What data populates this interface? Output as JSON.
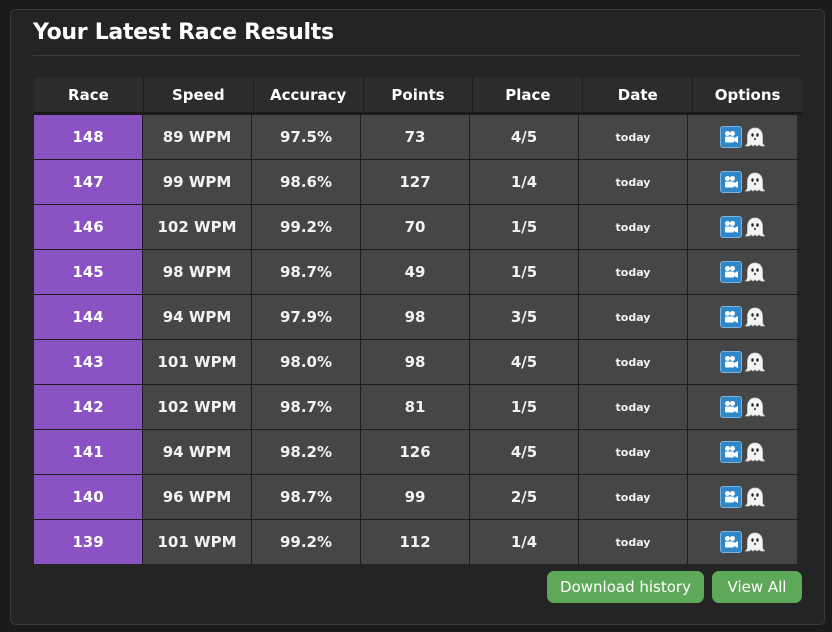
{
  "panel": {
    "title": "Your Latest Race Results"
  },
  "table": {
    "headers": [
      "Race",
      "Speed",
      "Accuracy",
      "Points",
      "Place",
      "Date",
      "Options"
    ],
    "rows": [
      {
        "race": "148",
        "speed": "89 WPM",
        "accuracy": "97.5%",
        "points": "73",
        "place": "4/5",
        "date": "today"
      },
      {
        "race": "147",
        "speed": "99 WPM",
        "accuracy": "98.6%",
        "points": "127",
        "place": "1/4",
        "date": "today"
      },
      {
        "race": "146",
        "speed": "102 WPM",
        "accuracy": "99.2%",
        "points": "70",
        "place": "1/5",
        "date": "today"
      },
      {
        "race": "145",
        "speed": "98 WPM",
        "accuracy": "98.7%",
        "points": "49",
        "place": "1/5",
        "date": "today"
      },
      {
        "race": "144",
        "speed": "94 WPM",
        "accuracy": "97.9%",
        "points": "98",
        "place": "3/5",
        "date": "today"
      },
      {
        "race": "143",
        "speed": "101 WPM",
        "accuracy": "98.0%",
        "points": "98",
        "place": "4/5",
        "date": "today"
      },
      {
        "race": "142",
        "speed": "102 WPM",
        "accuracy": "98.7%",
        "points": "81",
        "place": "1/5",
        "date": "today"
      },
      {
        "race": "141",
        "speed": "94 WPM",
        "accuracy": "98.2%",
        "points": "126",
        "place": "4/5",
        "date": "today"
      },
      {
        "race": "140",
        "speed": "96 WPM",
        "accuracy": "98.7%",
        "points": "99",
        "place": "2/5",
        "date": "today"
      },
      {
        "race": "139",
        "speed": "101 WPM",
        "accuracy": "99.2%",
        "points": "112",
        "place": "1/4",
        "date": "today"
      }
    ],
    "options_icons": [
      "replay-camera-icon",
      "ghost-icon"
    ]
  },
  "buttons": {
    "download_label": "Download history",
    "view_all_label": "View All"
  },
  "colors": {
    "race_cell": "#8a52c2",
    "button_green": "#5ea859",
    "replay_blue": "#2f86c8"
  }
}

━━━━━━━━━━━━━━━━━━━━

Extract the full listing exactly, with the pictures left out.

● **Task result**
What data populates this interface? Output as JSON.
{
  "panel": {
    "title": "Your Latest Race Results"
  },
  "table": {
    "headers": [
      "Race",
      "Speed",
      "Accuracy",
      "Points",
      "Place",
      "Date",
      "Options"
    ],
    "rows": [
      {
        "race": "148",
        "speed": "89 WPM",
        "accuracy": "97.5%",
        "points": "73",
        "place": "4/5",
        "date": "today"
      },
      {
        "race": "147",
        "speed": "99 WPM",
        "accuracy": "98.6%",
        "points": "127",
        "place": "1/4",
        "date": "today"
      },
      {
        "race": "146",
        "speed": "102 WPM",
        "accuracy": "99.2%",
        "points": "70",
        "place": "1/5",
        "date": "today"
      },
      {
        "race": "145",
        "speed": "98 WPM",
        "accuracy": "98.7%",
        "points": "49",
        "place": "1/5",
        "date": "today"
      },
      {
        "race": "144",
        "speed": "94 WPM",
        "accuracy": "97.9%",
        "points": "98",
        "place": "3/5",
        "date": "today"
      },
      {
        "race": "143",
        "speed": "101 WPM",
        "accuracy": "98.0%",
        "points": "98",
        "place": "4/5",
        "date": "today"
      },
      {
        "race": "142",
        "speed": "102 WPM",
        "accuracy": "98.7%",
        "points": "81",
        "place": "1/5",
        "date": "today"
      },
      {
        "race": "141",
        "speed": "94 WPM",
        "accuracy": "98.2%",
        "points": "126",
        "place": "4/5",
        "date": "today"
      },
      {
        "race": "140",
        "speed": "96 WPM",
        "accuracy": "98.7%",
        "points": "99",
        "place": "2/5",
        "date": "today"
      },
      {
        "race": "139",
        "speed": "101 WPM",
        "accuracy": "99.2%",
        "points": "112",
        "place": "1/4",
        "date": "today"
      }
    ],
    "options_icons": [
      "replay-camera-icon",
      "ghost-icon"
    ]
  },
  "buttons": {
    "download_label": "Download history",
    "view_all_label": "View All"
  },
  "colors": {
    "race_cell": "#8a52c2",
    "button_green": "#5ea859",
    "replay_blue": "#2f86c8"
  }
}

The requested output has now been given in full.